Who can knock the Austrians off their World Cup thrones, asks Graham Bell
It is a fallow season with no World Championships or Olympic Games in 2015/16, so all eyes will be on the World Cup titles, and it will take something very special to wrestle the Overall prize out of Austrian hands. Marcel Hirscher has won the last four and Anna Fenninger the last two.
On the Men’s side it is really hard to see who, if anyone, can challenge Hirscher if his dominance of the technical disciplines remains strong, and Fenninger will have been buoyed by the news that her great rival, Tina Maze from Slovenia, has opted to have a whole year off. Maze at 32 years old reported that her body had taken much longer to recover from her season’s efforts, which saw her take two golds and a silver medal at the World Championships in Vail and narrowly miss out on the Overall World Cup title in the last race of the season. It is an interesting move that has never really worked in Alpine ski racing, where technical skill and equipment set-up count for so much.

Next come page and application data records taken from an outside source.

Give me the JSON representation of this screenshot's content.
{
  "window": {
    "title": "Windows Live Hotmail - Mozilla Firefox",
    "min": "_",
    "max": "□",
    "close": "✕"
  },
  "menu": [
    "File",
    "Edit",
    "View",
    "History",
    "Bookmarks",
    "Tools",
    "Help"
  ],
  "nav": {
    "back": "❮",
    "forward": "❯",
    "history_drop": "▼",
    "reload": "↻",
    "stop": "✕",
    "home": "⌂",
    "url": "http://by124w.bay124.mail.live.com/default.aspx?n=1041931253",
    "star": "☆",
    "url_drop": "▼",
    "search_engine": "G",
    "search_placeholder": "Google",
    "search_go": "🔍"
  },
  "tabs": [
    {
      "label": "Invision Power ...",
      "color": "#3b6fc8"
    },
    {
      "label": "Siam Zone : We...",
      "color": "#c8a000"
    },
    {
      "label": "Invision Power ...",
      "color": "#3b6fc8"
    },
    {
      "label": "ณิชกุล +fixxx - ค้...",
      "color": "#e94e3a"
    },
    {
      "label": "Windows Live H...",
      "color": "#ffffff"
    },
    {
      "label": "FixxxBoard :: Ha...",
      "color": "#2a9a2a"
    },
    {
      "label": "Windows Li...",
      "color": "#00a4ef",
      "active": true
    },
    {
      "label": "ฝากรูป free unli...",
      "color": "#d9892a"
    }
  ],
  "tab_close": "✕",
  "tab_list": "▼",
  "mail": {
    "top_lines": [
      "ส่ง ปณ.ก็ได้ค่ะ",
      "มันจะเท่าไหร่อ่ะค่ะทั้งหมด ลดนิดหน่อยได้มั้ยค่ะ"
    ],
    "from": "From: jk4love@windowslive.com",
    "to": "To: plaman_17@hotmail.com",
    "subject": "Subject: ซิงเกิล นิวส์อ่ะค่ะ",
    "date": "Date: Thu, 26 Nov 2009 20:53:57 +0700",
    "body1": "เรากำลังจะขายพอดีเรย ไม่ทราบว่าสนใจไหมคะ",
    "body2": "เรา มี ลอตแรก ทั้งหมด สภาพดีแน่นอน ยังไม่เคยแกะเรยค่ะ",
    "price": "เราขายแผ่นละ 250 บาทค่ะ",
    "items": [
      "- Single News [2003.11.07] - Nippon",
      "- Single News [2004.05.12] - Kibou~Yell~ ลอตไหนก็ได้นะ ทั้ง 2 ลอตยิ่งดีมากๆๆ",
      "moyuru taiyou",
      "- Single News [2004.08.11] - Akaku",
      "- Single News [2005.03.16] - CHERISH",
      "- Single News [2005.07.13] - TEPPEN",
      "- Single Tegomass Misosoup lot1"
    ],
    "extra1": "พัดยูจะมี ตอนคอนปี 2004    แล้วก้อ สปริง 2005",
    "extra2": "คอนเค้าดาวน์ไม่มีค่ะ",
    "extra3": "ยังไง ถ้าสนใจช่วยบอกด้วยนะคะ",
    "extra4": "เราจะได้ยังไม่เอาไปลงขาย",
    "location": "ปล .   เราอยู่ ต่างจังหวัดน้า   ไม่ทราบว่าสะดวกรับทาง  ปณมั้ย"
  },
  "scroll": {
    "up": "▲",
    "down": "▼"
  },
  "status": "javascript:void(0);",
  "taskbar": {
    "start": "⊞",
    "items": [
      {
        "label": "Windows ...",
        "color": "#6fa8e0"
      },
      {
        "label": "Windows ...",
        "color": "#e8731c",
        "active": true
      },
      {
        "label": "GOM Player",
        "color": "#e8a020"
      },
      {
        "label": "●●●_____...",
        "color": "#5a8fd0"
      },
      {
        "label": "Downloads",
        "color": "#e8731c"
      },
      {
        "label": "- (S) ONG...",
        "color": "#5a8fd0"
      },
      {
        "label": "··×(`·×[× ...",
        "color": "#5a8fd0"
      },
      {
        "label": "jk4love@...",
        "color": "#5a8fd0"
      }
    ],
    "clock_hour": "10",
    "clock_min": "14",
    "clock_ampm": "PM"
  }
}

Fenninger chases down that elusive Milka bar… | Courtesy of Head
The Lindsey Vonn winning machine got back on track last season, after her enforced year off through injury. The World Championships in her home town of Vail may have come just a little too soon, a single bronze deemed a disappointment by her standards, but she finished the season in style by winning both the downhill and super-G titles. In the process the 30-year-old Vonn equalled the great Ingemar Stenmark’s record of 19 World Cup titles; she is now homing in on his record of 86 World Cup wins.
At 67 wins Vonn could theoretically wrap that record up within a couple of years. Vonn’s win average, apart from her injured year, sits at nine wins per season since 2009. Vonn will no doubt be looking to challenge Fenninger for the Overall title, but she will need to be on top form in the speed events, as Fenninger is quite capable of picking up wins in every discipline but slalom.
Mikaela Shiffrin, the young pretender to Lindsey Vonn, at 21 years old, has already won almost everything possible in the sport – Olympic and World Champion plus World Cup title winner in slalom. Shiffrin won her first GS in the World Cup opener in Sölden last season, but had a shaky start to the last season in slalom. If she can start this season strongly in both the technical events, do not be surprised if she were to add the occasional super-G to her race schedule, much as Marcel Hirscher did last season.
Pyeongchang 2018 is still three seasons away, but I’m sure we will see Shiffrin slowly add the occasional downhill too, with an eye on the Olympic combined event.
Marcel Hirscher put on some beef in the gym last season and it had a very positive effect on his GS form; he even recorded a career best fourth place in super-G at the World Cup finals in Méribel. His biggest threat to technical dominance will come from the young Norwegian Henrik Kristoffersen, who notched up a first career win in GS and remains fast and exciting to watch in slalom.
In the speed events it will be interesting to see how Norway’s Aksel-Lund Svindal comes back. He shares a pool of Head race skis with his team mate Kjetil Jansrud, with the better ranked skier having first pick. In Svindal’s absence, Jansrud wrapped up the downhill and super-G titles last season and gave Hirscher a run for his money in the Overall; this season his biggest challenge will most likely come from close quarters.
However, never rule out the Austrian downhill team led by veteran Hannes Reichelt and Olympic Champion Mathias Mayer. They posted a clean sweep of the podium in Saalbach at the end of last season, and will look to capitalise again this year. Finally, USA’s Bode Miller has still not hung up his boots. The 38-year-old has unfinished business on the Hahnenkamm in Kitzbühel; victory there would be the ultimate fairytale end to his career. FL
*Note: Since this was written Anna Fenninger injured her knee in training, and is likely to miss the 2015/16 season